Enacted in 1998, the Digital Millennium Copyright Act (DMCA) was the legislative response to U.S. implementation of the World Intellectual Property (WIPO) copyright treaty (The Digital Millennium Copyright Act of 1998: U.S. Copyright Office Summary. 1998). Passage of this and similar legislation resulted largely in the Internet as we know it today–a compromise between copyright holders, who seek to protect their content from rampant reproduction and distribution via the Web, and Internet Service Providers (ISP), who want limited liability for content users’ indiscriminate infringement activities on their networks. At a local level, provisions in the DMCA significantly affect campus file sharing behavior at George Mason University.
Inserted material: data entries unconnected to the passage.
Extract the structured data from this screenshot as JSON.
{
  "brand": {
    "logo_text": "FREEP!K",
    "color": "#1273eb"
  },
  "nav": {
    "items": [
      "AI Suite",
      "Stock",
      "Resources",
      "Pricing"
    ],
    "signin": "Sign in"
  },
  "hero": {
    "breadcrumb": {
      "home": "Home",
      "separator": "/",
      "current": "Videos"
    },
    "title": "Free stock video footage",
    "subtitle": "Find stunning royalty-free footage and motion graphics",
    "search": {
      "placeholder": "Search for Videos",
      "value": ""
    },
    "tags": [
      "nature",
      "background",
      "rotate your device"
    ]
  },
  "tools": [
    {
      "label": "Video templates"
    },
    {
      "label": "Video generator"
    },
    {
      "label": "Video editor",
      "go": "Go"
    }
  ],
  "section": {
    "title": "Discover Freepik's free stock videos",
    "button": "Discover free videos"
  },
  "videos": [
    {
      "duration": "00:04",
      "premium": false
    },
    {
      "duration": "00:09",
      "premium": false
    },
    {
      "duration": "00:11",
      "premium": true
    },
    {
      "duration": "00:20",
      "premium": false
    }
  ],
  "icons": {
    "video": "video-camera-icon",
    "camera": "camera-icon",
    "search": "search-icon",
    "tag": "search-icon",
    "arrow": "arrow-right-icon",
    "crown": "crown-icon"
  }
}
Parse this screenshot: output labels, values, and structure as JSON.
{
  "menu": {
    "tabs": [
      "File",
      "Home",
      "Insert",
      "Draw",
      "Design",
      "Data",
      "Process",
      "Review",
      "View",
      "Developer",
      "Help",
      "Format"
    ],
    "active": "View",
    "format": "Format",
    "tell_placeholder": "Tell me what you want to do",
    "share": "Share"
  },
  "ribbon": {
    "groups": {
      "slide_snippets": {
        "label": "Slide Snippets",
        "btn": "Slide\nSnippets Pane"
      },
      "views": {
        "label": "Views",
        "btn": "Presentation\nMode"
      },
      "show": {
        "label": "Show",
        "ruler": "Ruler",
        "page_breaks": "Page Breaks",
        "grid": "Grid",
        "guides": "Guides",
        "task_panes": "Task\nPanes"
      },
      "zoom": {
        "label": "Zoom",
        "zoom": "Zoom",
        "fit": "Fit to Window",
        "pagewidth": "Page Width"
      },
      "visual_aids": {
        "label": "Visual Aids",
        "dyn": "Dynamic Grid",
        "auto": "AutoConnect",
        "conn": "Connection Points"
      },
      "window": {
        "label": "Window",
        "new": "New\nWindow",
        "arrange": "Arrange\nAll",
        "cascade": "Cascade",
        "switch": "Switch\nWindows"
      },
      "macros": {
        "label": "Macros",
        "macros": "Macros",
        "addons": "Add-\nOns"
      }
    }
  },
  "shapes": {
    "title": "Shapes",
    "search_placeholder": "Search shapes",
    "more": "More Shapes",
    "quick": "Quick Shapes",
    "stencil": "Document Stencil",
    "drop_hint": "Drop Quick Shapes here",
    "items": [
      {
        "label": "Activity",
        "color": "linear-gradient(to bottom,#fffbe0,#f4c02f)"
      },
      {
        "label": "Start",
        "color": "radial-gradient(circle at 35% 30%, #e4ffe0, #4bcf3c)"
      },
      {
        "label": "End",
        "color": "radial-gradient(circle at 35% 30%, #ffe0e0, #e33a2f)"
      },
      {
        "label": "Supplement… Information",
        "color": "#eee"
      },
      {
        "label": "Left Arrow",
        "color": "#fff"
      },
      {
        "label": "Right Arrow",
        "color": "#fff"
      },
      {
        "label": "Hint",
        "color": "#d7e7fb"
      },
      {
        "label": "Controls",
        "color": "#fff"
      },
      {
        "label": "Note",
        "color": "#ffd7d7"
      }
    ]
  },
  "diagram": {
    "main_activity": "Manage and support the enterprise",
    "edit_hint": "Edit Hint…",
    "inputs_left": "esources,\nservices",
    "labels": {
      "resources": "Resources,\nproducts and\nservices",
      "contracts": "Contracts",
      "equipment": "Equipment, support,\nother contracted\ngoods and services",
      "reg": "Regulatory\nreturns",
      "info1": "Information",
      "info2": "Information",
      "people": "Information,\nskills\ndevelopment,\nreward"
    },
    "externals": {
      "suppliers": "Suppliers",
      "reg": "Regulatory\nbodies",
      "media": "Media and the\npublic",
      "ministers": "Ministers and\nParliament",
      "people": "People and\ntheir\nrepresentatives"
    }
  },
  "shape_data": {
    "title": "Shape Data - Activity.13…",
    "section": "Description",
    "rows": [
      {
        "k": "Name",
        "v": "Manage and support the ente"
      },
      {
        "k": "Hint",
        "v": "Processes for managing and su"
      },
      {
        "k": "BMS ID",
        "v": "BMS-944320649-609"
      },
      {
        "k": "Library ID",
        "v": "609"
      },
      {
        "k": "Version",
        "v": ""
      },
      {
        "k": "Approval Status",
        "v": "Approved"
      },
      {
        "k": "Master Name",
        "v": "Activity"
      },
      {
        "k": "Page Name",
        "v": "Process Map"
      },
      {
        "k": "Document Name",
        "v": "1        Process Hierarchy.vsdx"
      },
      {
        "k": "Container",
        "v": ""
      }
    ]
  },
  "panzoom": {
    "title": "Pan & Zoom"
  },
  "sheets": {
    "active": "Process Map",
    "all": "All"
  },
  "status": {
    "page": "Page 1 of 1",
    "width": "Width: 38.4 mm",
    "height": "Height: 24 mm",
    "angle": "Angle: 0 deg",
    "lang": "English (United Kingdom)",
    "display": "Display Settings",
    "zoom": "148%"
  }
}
Section 512(c) of the DMCA specifically limits the liability of the University, as the ISP for our community, for copyright infringements made by students, faculty, and staff. This protection is granted as long as the University:

  • has no knowledge of the infringing activity,
  • does not receive a financial benefit directly connected to infringing activity over which it has control,
  • removes or blocks access to material, upon receipt of a notice claiming copyright infringement,
  • has a written copyright policy, and
  • has a designated agent, registered with the U.S. Copyright Office, to whom DMCA notices may be sent.

Cease-and-desist notices received by the Copyright Resources Office initiate the Stop It process at Mason, if an individual user is linked with a claimed copyright infringement.

What are the required elements for composing a legitimate DMCA cease-and-desist notice or counter notice? Here are a couple of websites–Automattic and YouTube–that suggest language. Or you may read the full text of the Digital Millennium Copyright Act (PDF). Refer to the Directory of Service Provider Agents, maintained by the U.S. Copyright Office, for a list of registered contacts to whom you may send a cease-and-desist notice. Only copyright owners, or their assignees, may submit a DMCA notice.

Bogus copyright complaints stifle creative expression on the Internet, as illustrated by the Electronic Frontier Foundation’s Takedown Hall of Shame. See these examples of lame DMCA notices for situations in which a DMCA notice should not have been sent.

Individuals may report cease-and-desist notices sent or received to the Chilling Effects Clearinghouse.